"Women who are desperate to not have a child and are not willing to consider pregnancy termination, have to take their contraceptive options seriously," she said.

"For them, the only thing I can promise [that will be effective] is abstinence."

Despite being sterilised, Emma Brown is taking that route: "I’m too scared to have sex," she told The Mirror. "It's not worth the stress."

But Dr Mansberg urges couples not to take that decision lightly, or without seeking medical and psychological help. Chiefly because the implications for intimacy can be like "lobbing a hand grenade into a relationship".

"I don't want women reading this woman's story and thinking, 'My goodness, I can't trust contraception. What's the point? Abstinence is all there is.' Because contraceptive failures are rare. And [should one occur] the two outcomes that are offered to women - having the child or termination of pregnancy - could be considered by women as real options," she said.

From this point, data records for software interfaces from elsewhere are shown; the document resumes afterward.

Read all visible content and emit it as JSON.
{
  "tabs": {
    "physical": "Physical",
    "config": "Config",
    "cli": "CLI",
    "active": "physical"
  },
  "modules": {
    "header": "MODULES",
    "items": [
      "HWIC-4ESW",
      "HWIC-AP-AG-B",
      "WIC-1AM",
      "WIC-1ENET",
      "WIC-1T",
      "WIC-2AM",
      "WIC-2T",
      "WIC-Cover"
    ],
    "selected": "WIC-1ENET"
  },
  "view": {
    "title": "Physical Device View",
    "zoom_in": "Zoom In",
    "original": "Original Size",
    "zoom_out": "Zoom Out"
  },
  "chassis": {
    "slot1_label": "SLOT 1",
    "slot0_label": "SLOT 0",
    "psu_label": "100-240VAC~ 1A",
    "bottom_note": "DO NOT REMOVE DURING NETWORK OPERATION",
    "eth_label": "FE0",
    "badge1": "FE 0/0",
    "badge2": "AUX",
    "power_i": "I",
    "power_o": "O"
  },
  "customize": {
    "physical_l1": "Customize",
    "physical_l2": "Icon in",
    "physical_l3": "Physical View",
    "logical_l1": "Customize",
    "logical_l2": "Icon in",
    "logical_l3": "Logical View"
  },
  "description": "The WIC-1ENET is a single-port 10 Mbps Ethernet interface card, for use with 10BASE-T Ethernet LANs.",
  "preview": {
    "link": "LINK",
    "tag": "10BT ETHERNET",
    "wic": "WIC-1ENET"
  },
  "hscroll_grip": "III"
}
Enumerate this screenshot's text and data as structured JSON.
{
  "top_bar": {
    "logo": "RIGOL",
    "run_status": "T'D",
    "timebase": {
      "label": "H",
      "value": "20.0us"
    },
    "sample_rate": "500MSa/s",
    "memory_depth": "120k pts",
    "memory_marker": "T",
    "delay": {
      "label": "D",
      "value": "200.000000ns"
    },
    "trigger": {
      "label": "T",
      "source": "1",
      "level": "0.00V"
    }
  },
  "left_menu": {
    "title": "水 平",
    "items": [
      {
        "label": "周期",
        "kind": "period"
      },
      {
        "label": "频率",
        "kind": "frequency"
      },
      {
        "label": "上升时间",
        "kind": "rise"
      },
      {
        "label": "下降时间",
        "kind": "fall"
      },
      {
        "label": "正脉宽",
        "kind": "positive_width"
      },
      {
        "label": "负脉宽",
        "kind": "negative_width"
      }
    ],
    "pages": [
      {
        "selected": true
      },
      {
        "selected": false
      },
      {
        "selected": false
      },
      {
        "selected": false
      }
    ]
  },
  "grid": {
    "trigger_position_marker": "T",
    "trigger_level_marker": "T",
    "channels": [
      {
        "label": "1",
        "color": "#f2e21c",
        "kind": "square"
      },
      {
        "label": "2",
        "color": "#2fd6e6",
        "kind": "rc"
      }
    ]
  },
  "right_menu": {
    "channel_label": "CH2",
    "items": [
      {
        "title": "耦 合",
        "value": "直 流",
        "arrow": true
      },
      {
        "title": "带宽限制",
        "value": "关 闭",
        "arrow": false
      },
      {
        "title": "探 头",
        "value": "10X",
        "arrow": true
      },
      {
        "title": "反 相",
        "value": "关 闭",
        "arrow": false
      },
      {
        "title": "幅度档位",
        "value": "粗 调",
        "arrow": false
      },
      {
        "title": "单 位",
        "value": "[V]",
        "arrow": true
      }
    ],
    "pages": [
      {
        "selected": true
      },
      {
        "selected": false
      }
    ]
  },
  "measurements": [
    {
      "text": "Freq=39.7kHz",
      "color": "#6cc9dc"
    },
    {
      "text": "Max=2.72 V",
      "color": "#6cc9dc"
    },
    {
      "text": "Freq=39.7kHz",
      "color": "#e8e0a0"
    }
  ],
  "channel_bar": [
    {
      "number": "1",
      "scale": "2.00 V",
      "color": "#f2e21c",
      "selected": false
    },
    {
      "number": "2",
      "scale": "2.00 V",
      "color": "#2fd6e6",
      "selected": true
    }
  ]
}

"On the whole, each major form of contraception is extremely good. And we can nearly always find something that will work for you."

For information about contraception options, please visit your GP or consult your state's family planning service (see here for details).